“Galileo's belief in the Copernican System eventually got him into trouble with the Catholic Church. The Inquisition was a permanent institution in the Catholic Church charged with the eradication of heresies. A committee of consultants declared to the Inquisition that the Copernican proposition that the Sun is the center of the universe was a heresy. Because Galileo supported the Copernican system, he was warned by Cardinal Bellarmine, under order of Pope Paul V, that he should not discuss or defend Copernican theories. In 1624, Galileo was assured by Pope Urban VIII that he could write about Copernican theory as long as he treated it as a mathematical proposition. However, with the printing of Galileo's book, Dialogue Concerning the Two Chief World Systems, Galileo was called to Rome in 1633 to face the Inquisition again.” (The Galileo Project.)

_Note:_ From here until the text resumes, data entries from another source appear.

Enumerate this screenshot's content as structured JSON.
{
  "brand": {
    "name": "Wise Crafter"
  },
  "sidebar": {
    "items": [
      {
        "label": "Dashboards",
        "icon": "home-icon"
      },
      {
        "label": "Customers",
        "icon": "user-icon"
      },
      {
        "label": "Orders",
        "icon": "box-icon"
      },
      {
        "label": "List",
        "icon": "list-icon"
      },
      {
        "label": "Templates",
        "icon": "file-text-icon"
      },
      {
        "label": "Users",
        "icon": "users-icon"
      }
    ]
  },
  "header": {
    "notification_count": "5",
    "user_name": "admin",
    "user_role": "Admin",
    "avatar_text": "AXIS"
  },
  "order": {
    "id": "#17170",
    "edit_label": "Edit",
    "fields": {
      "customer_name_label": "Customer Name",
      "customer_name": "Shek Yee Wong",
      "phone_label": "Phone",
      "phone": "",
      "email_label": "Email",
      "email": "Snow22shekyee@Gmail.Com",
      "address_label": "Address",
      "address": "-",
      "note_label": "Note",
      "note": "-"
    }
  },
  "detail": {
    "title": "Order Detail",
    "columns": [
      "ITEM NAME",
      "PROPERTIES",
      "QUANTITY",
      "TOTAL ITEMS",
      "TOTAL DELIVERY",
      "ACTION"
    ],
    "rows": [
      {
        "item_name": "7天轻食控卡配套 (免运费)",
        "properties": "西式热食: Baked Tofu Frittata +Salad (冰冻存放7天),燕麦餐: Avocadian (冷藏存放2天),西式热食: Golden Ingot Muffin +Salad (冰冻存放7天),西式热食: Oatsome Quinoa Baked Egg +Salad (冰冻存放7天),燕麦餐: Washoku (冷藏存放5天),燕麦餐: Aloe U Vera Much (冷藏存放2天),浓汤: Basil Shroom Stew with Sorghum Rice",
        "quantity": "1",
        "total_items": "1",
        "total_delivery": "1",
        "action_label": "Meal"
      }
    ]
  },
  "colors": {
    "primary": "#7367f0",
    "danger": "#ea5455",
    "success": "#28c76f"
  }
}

The Copernican system is Copernicus' astronomical model in which the Earth rotates around the sun whereas the Ptolemaic system is known as the ancient geocentric cosmic schema, based in the belief that the planets, Sun, Moon and stars revolved around the earth). By discovering these amazing additions to the world of astronomy, Galileo has still proven himself to be a genius and an amazing historical figure in the eyes of many.

Later life

Galileo wrote a short book called “Starry Messenger,” which was published in 1610. In it, he described mountains on the moon. After that he became Chief Mathematician at The University of Pisa and Mathematician and Philosopher to the Grand Duke of Tuscany. In 1611, he was made a member of the Academia dei Lincei (History. mcs. st-andrews. ac. uk, 2009). He became so popular in his lectures at the university, that he eventually had to step down from lecturing to enable him to work on his studies and his writings (Brewster, Chapter 2).

Using his telescope in 1610, he discovered that Venus showed phases the same way that the moon does. He saw this as evidence that Venus orbited the sun and not earth, which was evidence of a Copernican system.

In 1614, his two daughters entered a convent outside of Florence. They were both born out of wedlock, so Galileo thought they should never marry (History. mcs. st-andrews. ac. uk, 2009). In 1616, Galileo wrote the “Letter to the Grand Duchess,” which he explained his belief in the ideas of Copernicus, that the planets, including earth, revolved around the sun. The Catholic Church, under Pope Paul V, declared that the views of Copernicus were incorrect and forbade anyone, including Galileo, from having those views (About. com, 2009). In 1623, Maffeo Barberini was elected Pope Urban VIII. He was an admirer of Galileo and was more forgiving of Galileo’s views. This was also the year that Galileo wrote “Il saggiatore” (“The Assayer”), in which Galileo described his scientific method. (History. mcs. st-andrews. ac. uk, 2009).

In 1624, he published his famous work “Dialogue Concerning the Two Chief Systems of the World – Ptolemaic and Copernican.” The Inquisition banned the sale of the book and ordered Galileo to appear before them in Rome, which he did in 1633. He was found guilty and sentenced to house arrest. He had to be observed by officers of the Inquisition for the rest of his life (History. mcs. st-andrews. ac. uk, 2009). The officials of the Inquisition claimed that Galileo had been, in 1616, ordered to not discuss Copernicanism (About. com, 2009).

Around this time, Galileo had been experiencing health problems. Sadly, his daughter Virginia died in 1634. Soon after, he wrote “Discourses and Mathematical Demonstrations Concerning the Two New Sciences,” which was an extremely focused mathematical piece. In it, he described his now famous findings of inclined planes and bodies in free fall. He also discovered the science of the pendulum and designed the first pendulum clock (History. mcs. st-andrews. ac. uk, 2009). It is thought that Galileo’s studies on motion led Isaac Newton to develop his law of universal gravitation (About. com, 2009).

Galileo died in 1642 after losing his eyesight. It wasn’t until 1992, that the Catholic Church formally admitted that their conviction of Galileo for his belief that the earth revolved around the sun was wrong (History. mcs. st-andrews. ac. uk, 2009).